**WHAT THIS TASK INVOLVES**
All that is wanted is the span of lines from the one with "Transcribe this image's" to the last line of the data, copied exactly.

━━━

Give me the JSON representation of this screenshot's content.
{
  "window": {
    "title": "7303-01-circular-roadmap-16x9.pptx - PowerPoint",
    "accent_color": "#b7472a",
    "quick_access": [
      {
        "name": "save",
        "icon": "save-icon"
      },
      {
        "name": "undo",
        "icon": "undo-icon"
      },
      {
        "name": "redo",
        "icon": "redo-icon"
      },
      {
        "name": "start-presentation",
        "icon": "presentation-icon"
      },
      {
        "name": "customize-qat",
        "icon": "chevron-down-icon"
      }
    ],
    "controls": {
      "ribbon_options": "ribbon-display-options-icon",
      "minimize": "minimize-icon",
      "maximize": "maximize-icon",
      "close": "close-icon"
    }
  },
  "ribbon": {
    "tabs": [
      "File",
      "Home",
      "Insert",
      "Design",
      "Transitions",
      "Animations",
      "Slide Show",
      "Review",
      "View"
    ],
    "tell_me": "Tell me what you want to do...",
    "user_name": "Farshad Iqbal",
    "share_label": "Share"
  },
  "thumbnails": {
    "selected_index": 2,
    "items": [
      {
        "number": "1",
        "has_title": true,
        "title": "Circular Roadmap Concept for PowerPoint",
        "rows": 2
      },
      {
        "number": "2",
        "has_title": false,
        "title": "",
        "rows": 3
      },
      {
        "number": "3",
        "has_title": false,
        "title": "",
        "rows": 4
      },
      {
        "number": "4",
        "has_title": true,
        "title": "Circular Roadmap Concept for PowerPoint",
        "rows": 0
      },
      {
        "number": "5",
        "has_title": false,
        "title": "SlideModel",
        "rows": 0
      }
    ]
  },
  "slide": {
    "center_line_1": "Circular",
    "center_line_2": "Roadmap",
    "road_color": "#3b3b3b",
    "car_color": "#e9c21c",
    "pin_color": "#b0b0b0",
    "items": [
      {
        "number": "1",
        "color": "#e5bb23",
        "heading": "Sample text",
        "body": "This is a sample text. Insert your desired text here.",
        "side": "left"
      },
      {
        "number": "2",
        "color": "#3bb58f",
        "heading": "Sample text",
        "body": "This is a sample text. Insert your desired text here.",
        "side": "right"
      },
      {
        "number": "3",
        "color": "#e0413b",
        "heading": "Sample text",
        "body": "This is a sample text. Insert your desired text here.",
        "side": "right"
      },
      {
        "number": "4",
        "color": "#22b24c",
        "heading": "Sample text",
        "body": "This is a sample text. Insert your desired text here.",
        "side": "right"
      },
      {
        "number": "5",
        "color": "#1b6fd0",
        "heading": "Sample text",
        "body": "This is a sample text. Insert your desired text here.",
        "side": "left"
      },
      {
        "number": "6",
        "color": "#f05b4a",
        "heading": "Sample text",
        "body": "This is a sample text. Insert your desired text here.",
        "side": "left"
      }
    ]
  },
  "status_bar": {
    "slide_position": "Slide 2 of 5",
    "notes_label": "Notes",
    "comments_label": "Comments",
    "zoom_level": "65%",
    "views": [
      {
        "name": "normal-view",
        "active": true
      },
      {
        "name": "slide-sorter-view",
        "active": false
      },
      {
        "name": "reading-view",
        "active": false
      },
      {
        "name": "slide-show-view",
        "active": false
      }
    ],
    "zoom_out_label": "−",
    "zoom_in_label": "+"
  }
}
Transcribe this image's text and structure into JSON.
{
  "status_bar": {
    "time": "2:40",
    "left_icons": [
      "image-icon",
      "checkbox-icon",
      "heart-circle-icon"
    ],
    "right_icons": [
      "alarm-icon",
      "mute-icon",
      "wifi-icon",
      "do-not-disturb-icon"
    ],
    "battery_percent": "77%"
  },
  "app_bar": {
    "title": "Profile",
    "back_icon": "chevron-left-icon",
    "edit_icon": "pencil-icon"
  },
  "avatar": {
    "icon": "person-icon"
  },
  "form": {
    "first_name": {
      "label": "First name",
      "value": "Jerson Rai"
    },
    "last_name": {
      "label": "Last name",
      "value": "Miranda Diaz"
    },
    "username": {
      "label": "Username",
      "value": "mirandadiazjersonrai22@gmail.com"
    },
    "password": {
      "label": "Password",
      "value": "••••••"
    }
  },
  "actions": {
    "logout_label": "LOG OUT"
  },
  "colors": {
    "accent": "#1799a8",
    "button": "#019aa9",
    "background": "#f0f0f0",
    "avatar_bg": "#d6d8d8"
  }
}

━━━

**ANSWER FOR THIS EXERCISE**
Transcribe this image's text and structure into JSON.
{
  "status_bar": {
    "time": "2:40",
    "left_icons": [
      "image-icon",
      "checkbox-icon",
      "heart-circle-icon"
    ],
    "right_icons": [
      "alarm-icon",
      "mute-icon",
      "wifi-icon",
      "do-not-disturb-icon"
    ],
    "battery_percent": "77%"
  },
  "app_bar": {
    "title": "Profile",
    "back_icon": "chevron-left-icon",
    "edit_icon": "pencil-icon"
  },
  "avatar": {
    "icon": "person-icon"
  },
  "form": {
    "first_name": {
      "label": "First name",
      "value": "Jerson Rai"
    },
    "last_name": {
      "label": "Last name",
      "value": "Miranda Diaz"
    },
    "username": {
      "label": "Username",
      "value": "mirandadiazjersonrai22@gmail.com"
    },
    "password": {
      "label": "Password",
      "value": "••••••"
    }
  },
  "actions": {
    "logout_label": "LOG OUT"
  },
  "colors": {
    "accent": "#1799a8",
    "button": "#019aa9",
    "background": "#f0f0f0",
    "avatar_bg": "#d6d8d8"
  }
}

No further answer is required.